Count the lines below that hold the string "kind". Give only that number.

***** DATASET EXCERPTS

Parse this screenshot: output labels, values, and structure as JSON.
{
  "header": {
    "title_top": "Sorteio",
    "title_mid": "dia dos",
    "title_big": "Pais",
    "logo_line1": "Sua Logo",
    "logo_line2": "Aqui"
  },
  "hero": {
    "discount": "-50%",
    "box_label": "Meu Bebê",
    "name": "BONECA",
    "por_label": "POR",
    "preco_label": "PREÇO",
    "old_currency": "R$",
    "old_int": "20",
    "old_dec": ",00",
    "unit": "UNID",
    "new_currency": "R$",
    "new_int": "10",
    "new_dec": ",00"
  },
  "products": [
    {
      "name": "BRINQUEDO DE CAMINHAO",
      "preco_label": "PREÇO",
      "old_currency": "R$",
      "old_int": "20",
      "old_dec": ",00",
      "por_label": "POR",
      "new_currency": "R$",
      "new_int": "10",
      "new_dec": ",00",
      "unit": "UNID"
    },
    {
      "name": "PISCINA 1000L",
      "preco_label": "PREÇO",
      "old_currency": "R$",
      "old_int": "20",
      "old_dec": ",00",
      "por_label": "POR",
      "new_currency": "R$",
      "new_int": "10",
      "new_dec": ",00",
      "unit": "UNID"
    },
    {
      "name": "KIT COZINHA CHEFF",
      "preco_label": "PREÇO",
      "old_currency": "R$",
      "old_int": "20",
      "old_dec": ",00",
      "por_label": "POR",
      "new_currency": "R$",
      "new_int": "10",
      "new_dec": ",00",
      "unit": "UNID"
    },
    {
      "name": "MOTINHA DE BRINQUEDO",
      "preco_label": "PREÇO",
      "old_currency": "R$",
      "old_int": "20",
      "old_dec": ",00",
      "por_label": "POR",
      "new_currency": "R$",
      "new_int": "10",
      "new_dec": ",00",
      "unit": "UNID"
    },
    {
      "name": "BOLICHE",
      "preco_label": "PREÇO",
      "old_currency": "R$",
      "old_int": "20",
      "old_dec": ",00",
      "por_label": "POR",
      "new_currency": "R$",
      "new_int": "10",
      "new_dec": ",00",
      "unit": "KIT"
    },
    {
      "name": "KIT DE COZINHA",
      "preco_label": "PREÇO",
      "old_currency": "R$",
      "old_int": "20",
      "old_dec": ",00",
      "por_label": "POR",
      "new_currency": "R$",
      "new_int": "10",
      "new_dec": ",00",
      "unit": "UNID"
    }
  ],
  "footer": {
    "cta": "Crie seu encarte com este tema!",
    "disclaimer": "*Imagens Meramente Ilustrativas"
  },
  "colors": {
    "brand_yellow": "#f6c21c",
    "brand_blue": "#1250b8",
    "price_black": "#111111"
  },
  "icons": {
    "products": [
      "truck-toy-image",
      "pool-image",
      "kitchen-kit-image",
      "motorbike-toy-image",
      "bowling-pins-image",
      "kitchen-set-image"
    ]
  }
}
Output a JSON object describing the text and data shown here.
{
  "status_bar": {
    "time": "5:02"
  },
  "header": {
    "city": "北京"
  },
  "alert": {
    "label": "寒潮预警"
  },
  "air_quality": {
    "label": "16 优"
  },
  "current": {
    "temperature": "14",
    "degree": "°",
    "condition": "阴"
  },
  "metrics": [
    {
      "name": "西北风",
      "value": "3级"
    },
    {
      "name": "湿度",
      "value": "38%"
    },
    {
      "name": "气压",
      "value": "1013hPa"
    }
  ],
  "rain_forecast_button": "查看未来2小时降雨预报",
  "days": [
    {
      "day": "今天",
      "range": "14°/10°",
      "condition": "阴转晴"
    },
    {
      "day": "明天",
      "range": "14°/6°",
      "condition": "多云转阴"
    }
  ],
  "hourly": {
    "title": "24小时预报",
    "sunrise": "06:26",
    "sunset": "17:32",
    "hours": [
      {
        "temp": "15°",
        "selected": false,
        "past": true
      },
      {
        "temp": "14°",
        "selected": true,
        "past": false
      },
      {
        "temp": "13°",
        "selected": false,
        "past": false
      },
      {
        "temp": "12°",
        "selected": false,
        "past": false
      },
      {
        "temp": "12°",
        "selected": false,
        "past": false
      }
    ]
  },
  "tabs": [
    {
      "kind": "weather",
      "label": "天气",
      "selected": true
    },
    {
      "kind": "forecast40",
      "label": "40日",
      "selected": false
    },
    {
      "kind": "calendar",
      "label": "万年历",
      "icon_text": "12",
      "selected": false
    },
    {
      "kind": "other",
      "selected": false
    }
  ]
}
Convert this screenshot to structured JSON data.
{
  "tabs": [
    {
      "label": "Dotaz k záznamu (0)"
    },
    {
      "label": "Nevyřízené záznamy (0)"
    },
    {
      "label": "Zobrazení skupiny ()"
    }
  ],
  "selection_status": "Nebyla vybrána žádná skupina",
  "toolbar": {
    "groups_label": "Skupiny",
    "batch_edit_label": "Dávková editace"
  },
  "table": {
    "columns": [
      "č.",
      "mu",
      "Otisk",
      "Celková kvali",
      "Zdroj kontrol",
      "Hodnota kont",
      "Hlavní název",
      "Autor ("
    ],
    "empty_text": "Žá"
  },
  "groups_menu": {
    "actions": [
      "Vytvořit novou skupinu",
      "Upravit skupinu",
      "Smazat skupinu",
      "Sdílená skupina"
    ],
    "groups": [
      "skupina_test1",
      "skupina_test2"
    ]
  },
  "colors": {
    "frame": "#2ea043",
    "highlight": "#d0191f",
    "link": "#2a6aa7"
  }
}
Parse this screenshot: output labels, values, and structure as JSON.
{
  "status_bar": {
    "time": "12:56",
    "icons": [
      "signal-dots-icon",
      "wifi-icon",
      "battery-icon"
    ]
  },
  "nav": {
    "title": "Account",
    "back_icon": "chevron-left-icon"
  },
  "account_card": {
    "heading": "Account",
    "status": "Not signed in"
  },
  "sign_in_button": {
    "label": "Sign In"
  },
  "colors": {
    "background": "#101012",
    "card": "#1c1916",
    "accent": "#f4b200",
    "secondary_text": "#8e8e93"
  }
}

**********

#### [EXPECTED ANSWER]
4